Didion used details to say something truthful about being human. This truth-telling furthers the authentic feel of her work. She reported not just the political and cultural realities of her time, but also truths about cities and relationships. She preserved dialogues, characters, street names, and her own thoughts. She told things just how she saw them. And in her trapping, she makes room for nuance, for silliness, for hidden motives. She reminds us that people sometimes say hurtful things, that cities can break your heart, that we aren’t always loved as well as we think we ought to be, that we are all looking for paradise and coming up short. Didion:
Perhaps the best thing about Didion is she doesn’t feel the need to tie up her writing with a sudden jolt of optimism. “The only people around were Don and one of Sue Ann’s macrobiotic friends and somebody who was on his way to a commune in the Santa Lucias, and they didn’t notice Sue Ann screaming at Michael because they were in the kitchen trying to retrieve some very good Moroccan hash which had dropped down through a floorboard damaged in the fire.” This is how Didion ends an article about children enrolled in “High Kindergarten.” Not with any sort of commentary, just an honest portrayal about people trying to live. She knows it doesn’t do anyone any good to live with an inflated sense of things, so she leaves things the way they are, just as they are. She accepts that some characters say dumb things or die in the middle of the story, that semicolons don’t always make sense, and ellipses never find closure. She shows us that listening is sometimes more important than resolution. She shows us that waiting for life to unfold is sometimes more courageous than embarking on five year plans. In a world of well-timed photos, stories with good endings and life plans that actualize, Didion gives our voices permission to trail off into the night and she considers it beautiful. This is the greatest gift she gave to us and maybe one of the greatest gifts we can offer to a generation anxious about never arriving.

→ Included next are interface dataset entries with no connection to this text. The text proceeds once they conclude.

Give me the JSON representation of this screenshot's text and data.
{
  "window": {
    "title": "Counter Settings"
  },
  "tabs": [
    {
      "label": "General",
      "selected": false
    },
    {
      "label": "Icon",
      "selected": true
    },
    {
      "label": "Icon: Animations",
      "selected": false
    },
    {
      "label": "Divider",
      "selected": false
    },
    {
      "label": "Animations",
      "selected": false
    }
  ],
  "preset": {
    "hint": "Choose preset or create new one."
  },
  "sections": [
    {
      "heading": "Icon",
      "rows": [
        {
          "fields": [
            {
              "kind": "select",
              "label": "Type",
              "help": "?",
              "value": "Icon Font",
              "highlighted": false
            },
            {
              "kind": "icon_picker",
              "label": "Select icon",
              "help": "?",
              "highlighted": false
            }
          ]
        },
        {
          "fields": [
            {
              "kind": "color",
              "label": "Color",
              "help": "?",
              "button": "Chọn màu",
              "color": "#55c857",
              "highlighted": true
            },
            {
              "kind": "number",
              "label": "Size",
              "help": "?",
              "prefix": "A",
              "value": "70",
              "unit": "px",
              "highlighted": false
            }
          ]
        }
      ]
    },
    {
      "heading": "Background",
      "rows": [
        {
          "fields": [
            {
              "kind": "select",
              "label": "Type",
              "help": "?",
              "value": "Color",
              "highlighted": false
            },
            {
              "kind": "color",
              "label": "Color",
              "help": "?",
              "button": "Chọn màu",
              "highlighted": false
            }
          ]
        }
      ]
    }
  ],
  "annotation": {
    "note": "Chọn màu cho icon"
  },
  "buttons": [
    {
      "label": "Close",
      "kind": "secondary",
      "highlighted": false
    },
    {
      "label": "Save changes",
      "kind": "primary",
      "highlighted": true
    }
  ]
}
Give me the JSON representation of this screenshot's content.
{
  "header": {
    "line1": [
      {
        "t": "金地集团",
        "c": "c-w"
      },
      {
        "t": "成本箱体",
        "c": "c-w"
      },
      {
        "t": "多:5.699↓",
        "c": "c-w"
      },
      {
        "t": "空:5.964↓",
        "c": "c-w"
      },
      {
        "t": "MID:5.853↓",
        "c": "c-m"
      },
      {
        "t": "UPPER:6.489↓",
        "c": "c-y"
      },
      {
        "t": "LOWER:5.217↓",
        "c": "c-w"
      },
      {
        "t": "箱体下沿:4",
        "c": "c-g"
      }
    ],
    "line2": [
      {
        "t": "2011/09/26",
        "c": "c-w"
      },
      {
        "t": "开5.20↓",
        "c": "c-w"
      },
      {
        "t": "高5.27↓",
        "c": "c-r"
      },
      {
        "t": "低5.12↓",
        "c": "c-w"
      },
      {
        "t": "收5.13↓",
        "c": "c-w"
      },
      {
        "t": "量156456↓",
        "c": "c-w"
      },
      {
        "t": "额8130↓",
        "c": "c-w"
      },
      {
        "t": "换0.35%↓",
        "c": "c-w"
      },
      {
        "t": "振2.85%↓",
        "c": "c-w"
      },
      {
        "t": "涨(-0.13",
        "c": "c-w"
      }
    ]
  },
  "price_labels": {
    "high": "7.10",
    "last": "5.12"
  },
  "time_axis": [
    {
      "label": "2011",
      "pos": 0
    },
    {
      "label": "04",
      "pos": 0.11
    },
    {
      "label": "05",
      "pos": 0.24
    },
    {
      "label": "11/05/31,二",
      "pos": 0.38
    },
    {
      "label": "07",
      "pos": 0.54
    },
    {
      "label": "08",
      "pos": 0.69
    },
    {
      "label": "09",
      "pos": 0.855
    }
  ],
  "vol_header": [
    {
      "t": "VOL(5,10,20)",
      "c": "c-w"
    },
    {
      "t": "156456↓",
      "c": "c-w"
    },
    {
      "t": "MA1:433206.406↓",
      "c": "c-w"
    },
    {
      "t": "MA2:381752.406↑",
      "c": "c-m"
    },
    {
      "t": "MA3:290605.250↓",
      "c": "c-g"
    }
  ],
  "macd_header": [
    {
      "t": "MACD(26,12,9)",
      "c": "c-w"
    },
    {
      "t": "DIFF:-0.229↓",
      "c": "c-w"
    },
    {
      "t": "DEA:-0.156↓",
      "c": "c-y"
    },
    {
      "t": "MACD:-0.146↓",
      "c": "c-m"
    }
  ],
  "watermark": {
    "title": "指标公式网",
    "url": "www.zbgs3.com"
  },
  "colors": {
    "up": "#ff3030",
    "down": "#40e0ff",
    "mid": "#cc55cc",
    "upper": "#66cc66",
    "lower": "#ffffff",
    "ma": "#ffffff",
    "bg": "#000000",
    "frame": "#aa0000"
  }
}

Tiffany Owens is a writer and Journalist living and working in New York City.